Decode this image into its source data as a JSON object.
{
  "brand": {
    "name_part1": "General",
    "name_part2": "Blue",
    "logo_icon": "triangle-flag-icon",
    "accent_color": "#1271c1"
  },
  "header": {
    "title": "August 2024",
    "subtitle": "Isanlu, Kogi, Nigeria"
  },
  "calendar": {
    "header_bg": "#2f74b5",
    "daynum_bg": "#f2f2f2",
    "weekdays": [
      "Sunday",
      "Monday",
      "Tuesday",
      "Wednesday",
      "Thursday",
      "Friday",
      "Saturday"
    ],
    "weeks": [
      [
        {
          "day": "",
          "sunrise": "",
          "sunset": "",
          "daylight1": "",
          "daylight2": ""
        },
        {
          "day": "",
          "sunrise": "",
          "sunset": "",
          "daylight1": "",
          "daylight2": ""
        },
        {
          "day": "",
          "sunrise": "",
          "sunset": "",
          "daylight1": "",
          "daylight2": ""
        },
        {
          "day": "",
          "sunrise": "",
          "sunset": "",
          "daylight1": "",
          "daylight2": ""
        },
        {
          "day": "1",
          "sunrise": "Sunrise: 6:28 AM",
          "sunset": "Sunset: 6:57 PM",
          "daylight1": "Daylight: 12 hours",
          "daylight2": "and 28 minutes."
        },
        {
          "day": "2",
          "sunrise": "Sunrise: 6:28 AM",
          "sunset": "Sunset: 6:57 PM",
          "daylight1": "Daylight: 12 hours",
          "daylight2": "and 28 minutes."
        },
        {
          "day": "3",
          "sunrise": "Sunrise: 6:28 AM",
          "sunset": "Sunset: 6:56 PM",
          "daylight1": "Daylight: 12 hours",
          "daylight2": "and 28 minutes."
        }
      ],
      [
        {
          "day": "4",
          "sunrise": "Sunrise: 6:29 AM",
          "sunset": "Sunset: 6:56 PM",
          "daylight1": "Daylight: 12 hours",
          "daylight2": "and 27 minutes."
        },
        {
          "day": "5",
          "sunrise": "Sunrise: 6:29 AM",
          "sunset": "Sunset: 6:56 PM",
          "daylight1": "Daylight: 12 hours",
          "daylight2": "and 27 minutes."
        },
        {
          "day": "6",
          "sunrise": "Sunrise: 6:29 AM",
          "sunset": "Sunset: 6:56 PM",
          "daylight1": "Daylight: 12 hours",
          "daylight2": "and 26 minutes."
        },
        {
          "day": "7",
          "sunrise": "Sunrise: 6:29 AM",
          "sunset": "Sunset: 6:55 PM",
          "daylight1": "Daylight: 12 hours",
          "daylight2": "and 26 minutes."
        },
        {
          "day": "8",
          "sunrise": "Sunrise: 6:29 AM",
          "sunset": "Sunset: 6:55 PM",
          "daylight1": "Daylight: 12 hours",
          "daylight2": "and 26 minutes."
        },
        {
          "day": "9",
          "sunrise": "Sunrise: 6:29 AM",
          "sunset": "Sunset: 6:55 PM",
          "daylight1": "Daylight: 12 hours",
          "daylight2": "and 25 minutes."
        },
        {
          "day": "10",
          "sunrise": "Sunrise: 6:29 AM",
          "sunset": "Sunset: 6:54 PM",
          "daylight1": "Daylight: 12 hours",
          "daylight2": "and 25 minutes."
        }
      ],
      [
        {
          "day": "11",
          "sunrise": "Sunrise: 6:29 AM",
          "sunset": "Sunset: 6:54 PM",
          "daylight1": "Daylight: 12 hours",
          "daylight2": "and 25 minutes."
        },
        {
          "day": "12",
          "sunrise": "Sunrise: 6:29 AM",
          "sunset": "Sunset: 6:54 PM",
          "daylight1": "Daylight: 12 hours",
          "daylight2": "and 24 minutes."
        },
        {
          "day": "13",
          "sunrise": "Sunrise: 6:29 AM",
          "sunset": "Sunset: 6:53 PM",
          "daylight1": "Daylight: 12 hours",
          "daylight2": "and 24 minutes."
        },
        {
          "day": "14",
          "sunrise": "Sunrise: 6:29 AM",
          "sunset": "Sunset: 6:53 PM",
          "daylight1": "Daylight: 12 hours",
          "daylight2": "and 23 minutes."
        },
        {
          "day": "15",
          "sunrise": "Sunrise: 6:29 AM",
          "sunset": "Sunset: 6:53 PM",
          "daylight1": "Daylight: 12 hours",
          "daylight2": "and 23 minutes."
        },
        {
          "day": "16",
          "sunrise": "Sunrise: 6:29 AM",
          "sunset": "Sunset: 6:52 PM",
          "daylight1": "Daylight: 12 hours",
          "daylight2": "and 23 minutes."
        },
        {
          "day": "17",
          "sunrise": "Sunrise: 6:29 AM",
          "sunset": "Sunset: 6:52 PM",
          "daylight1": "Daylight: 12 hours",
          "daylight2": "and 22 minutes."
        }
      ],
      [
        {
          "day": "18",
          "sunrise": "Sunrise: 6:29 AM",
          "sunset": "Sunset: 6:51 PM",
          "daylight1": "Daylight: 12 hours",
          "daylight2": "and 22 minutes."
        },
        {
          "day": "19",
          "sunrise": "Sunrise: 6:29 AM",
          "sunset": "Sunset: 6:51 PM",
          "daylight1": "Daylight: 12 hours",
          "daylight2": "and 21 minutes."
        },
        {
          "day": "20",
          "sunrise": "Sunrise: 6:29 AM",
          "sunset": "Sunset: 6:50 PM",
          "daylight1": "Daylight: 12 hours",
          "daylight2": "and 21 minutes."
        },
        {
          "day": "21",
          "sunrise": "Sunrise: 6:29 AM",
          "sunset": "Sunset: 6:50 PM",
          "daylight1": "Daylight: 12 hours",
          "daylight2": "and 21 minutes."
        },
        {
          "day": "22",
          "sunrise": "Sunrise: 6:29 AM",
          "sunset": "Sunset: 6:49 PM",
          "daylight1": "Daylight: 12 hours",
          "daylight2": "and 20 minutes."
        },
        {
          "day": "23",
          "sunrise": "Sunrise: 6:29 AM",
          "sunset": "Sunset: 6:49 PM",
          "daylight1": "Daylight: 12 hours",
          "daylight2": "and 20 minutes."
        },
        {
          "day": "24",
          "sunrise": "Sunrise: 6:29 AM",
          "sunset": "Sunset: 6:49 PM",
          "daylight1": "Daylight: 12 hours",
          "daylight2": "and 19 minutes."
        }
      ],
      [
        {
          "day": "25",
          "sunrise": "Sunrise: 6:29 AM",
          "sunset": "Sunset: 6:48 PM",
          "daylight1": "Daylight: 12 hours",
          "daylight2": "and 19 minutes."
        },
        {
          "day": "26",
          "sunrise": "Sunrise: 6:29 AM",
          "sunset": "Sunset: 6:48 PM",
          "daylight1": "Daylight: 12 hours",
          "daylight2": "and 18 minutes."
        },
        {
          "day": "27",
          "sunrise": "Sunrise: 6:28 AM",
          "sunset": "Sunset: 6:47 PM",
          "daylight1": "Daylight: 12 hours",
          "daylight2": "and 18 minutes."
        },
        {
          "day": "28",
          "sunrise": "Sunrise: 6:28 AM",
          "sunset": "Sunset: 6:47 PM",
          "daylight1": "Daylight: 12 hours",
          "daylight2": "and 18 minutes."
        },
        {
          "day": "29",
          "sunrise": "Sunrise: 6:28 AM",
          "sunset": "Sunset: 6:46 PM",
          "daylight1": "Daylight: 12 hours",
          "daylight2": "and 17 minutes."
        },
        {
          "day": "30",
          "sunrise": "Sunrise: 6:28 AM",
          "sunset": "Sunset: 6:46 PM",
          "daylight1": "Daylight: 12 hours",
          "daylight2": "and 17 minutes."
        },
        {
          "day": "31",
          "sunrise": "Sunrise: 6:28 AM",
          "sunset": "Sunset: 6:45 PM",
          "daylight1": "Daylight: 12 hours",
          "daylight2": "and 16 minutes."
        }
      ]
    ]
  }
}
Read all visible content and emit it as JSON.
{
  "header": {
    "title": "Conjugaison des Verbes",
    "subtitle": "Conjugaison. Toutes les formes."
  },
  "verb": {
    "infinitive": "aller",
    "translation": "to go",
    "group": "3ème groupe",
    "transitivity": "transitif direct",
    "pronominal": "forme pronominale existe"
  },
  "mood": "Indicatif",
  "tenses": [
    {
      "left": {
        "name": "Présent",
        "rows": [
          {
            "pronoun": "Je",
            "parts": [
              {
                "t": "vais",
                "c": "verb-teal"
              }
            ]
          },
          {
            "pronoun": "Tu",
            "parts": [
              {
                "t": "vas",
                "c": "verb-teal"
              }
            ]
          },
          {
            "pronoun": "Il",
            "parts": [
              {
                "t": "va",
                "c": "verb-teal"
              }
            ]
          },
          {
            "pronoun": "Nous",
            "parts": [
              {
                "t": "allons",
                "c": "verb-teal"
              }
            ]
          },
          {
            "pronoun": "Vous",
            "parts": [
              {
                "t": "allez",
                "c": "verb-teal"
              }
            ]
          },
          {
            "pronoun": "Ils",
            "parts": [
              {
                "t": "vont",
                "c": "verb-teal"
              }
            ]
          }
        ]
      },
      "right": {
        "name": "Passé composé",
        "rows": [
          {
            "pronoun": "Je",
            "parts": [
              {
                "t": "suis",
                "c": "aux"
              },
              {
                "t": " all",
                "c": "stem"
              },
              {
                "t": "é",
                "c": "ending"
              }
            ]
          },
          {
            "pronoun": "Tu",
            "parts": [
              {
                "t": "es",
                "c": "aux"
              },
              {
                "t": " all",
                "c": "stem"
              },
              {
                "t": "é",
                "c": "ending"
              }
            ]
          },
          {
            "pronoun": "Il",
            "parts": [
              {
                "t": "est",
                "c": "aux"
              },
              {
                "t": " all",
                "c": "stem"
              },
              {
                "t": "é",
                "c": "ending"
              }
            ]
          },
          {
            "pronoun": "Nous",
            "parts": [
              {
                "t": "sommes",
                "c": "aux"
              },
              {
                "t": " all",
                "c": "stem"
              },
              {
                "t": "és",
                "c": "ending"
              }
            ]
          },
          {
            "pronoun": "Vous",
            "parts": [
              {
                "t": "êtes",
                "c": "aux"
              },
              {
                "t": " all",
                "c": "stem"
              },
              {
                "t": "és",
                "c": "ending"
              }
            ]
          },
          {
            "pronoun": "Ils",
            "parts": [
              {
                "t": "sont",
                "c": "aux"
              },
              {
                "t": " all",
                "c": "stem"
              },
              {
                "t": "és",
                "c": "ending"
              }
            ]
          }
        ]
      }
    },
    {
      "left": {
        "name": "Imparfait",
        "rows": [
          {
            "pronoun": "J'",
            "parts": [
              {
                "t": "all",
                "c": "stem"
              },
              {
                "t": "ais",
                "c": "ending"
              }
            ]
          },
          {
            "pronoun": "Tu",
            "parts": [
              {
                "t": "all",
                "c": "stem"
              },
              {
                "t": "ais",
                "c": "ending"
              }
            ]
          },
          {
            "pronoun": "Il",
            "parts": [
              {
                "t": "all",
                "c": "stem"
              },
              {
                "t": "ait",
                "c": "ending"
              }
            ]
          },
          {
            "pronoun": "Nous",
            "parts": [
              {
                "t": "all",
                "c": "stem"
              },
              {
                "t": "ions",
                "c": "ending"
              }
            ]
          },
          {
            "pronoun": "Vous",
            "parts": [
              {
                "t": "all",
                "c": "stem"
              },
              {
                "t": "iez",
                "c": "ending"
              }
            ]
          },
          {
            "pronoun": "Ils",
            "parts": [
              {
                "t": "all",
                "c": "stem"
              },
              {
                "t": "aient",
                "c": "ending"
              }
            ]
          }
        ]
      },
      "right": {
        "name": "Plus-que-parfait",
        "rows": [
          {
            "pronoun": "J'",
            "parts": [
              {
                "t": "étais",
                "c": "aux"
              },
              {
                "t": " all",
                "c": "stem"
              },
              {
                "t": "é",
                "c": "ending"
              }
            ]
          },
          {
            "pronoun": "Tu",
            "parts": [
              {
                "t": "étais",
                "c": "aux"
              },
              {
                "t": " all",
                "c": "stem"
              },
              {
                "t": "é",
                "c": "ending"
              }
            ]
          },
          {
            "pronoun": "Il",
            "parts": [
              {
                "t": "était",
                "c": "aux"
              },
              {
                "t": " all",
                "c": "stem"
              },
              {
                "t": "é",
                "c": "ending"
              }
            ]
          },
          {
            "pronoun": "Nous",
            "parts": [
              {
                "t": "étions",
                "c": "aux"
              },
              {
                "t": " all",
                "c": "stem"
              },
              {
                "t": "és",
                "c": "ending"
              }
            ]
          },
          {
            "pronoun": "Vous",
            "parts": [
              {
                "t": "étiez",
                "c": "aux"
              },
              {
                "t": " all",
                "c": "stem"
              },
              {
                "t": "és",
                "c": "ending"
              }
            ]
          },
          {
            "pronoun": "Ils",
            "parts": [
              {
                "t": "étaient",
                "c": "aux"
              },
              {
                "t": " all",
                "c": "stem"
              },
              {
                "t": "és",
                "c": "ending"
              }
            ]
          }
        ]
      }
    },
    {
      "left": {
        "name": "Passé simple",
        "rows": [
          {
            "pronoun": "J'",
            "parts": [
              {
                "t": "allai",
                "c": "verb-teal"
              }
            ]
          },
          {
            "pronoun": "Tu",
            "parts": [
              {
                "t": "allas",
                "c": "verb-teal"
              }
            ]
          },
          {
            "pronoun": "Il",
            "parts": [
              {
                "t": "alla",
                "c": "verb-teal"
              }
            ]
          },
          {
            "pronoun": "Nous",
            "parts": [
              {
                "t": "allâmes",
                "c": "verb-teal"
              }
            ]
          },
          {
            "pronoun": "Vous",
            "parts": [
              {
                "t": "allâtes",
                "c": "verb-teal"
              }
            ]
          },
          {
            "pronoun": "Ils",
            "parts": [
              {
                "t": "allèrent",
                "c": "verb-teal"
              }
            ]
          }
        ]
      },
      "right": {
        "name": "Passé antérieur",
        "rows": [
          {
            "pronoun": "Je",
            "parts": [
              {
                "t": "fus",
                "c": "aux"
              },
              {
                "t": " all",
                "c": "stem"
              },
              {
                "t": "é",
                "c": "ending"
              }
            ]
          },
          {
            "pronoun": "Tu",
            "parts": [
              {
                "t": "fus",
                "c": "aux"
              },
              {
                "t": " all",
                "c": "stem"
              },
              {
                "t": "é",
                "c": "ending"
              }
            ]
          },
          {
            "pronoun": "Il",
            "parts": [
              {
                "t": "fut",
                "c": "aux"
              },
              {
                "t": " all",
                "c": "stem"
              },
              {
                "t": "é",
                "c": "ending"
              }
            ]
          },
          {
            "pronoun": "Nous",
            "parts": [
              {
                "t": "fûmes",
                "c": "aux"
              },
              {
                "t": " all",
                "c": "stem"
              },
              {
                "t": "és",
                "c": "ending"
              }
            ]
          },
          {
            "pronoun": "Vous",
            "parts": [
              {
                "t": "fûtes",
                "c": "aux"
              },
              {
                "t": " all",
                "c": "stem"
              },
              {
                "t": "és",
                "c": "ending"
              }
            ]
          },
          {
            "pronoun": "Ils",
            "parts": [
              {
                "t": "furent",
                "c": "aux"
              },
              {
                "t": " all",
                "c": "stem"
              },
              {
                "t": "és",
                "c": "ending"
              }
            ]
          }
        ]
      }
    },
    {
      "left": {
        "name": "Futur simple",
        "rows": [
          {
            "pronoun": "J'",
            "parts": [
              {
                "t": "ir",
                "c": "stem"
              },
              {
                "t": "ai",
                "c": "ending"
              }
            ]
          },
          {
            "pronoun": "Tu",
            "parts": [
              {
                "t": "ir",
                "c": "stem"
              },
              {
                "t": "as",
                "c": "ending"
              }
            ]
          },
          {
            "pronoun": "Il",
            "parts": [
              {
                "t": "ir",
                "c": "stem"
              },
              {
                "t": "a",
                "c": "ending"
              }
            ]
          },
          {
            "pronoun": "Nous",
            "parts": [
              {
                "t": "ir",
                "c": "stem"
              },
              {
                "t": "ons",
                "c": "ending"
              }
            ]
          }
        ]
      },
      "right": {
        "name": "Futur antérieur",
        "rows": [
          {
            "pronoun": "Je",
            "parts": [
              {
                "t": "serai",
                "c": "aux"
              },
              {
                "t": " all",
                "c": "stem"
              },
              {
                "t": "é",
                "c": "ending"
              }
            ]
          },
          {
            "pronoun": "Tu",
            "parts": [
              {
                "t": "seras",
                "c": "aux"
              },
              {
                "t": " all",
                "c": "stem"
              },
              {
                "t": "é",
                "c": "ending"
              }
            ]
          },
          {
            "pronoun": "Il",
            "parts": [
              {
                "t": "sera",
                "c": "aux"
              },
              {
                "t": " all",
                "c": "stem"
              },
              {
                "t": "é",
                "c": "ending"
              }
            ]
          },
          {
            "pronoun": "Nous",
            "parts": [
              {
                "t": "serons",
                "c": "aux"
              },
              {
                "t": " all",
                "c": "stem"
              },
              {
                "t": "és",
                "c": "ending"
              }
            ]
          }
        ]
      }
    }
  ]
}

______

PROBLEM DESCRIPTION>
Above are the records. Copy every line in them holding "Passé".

TASK ANSWER>
        "name": "Passé composé",
        "name": "Passé simple",
        "name": "Passé antérieur",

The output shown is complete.